- 2 tbsp. lemon juice
- 6 tbsp. vegan margarine
- 8 tbsp. brown sugar
- 1/2 tsp. ground ginger
- 1/2 tsp. cinnamon
- 2 cups whole wheat pastry flour plus a few more tablespoons
for rolling dough
- 8 tbsp. vegan margarine, softened
- 4 tbsp. powdered sugar
- 6-8 tbsp. soy or rice milk
- 1/4 tsp. salt
- Preheat oven to 425 degrees.
- Peel, core and quarter pears. Toss in a medium bowl with lemon juice.

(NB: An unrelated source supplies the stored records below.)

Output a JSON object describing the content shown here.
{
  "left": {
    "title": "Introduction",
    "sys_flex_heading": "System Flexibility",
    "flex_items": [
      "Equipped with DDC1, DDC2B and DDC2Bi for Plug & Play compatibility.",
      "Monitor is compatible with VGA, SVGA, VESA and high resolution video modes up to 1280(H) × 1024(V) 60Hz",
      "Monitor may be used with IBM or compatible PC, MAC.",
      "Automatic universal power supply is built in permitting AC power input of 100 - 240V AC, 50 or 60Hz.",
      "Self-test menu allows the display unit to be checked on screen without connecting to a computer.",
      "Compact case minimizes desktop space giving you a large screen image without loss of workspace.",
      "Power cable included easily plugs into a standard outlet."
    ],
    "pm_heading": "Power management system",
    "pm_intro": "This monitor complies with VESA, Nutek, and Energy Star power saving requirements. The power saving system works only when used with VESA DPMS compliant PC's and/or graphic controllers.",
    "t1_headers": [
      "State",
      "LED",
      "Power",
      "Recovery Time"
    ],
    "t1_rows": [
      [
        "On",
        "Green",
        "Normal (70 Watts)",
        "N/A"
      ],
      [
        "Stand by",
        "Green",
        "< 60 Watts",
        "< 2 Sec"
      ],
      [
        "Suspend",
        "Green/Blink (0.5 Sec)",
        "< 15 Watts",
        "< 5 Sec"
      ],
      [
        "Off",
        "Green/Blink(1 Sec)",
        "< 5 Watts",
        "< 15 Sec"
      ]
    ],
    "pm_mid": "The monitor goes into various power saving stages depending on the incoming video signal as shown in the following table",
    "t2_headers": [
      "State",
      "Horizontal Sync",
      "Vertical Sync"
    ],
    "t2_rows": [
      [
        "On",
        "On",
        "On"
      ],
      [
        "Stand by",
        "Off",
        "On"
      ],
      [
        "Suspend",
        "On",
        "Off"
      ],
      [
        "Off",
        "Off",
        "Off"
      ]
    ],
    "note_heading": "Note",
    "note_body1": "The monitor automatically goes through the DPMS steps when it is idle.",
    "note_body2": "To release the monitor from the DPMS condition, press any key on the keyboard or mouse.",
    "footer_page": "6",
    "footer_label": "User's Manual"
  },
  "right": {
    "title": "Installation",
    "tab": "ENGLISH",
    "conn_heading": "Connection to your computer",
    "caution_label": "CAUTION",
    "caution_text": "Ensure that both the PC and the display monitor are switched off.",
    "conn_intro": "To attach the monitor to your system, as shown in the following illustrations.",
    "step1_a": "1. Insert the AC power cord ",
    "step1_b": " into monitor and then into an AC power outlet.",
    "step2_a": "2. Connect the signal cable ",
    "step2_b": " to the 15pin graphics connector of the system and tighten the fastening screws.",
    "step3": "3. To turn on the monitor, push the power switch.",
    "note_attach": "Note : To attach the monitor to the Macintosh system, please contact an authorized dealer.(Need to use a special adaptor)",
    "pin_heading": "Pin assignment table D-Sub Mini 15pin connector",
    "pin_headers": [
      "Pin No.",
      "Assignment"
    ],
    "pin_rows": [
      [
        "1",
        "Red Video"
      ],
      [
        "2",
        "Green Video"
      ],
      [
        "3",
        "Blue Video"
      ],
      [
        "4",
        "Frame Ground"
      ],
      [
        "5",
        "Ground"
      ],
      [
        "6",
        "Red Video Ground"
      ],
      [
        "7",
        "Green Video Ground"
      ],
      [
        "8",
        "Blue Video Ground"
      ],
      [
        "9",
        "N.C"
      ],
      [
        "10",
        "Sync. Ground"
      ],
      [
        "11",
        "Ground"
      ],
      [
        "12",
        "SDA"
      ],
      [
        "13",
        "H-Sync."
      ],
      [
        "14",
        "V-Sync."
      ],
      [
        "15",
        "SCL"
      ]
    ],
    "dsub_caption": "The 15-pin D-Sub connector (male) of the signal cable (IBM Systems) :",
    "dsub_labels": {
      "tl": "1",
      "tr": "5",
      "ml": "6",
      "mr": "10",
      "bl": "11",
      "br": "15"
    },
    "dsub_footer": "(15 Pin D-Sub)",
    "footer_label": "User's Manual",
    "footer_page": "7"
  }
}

- On stove top, melt two tablespoons vegan margarine in a nine-inch cake pan. Remove from heat and sprinkle with four tablespoons brown sugar. Arrange pears on top in a tight, concentric circle, then dot with remaining vegan margarine and sprinkle with four tablespoons brown sugar, ginger and cinnamon.
- Cook cake pan with pears, margarine and sugar on stove top over medium heat until a loose caramel starts to form (about 20 minutes).
- Place in oven for five minutes to cook the tops of the pears.
- Mix all pastry ingredients together and roll out to a ten-inch disk. Place over top of the pears and trim or tuck in the edges.
- Bake for 18-20 minutes, or until the crust is golden.
- Remove from heat and cool on a rack for five minutes. Trace the edge of the pan with a knife to loosen any dough that might be sticking. Place a large plate over the top of the tarte and quickly flip the pan. Before removing the cake dish, tap to loosen any remnants that might be sticking. (This should not be a problem if you use enough margarine.)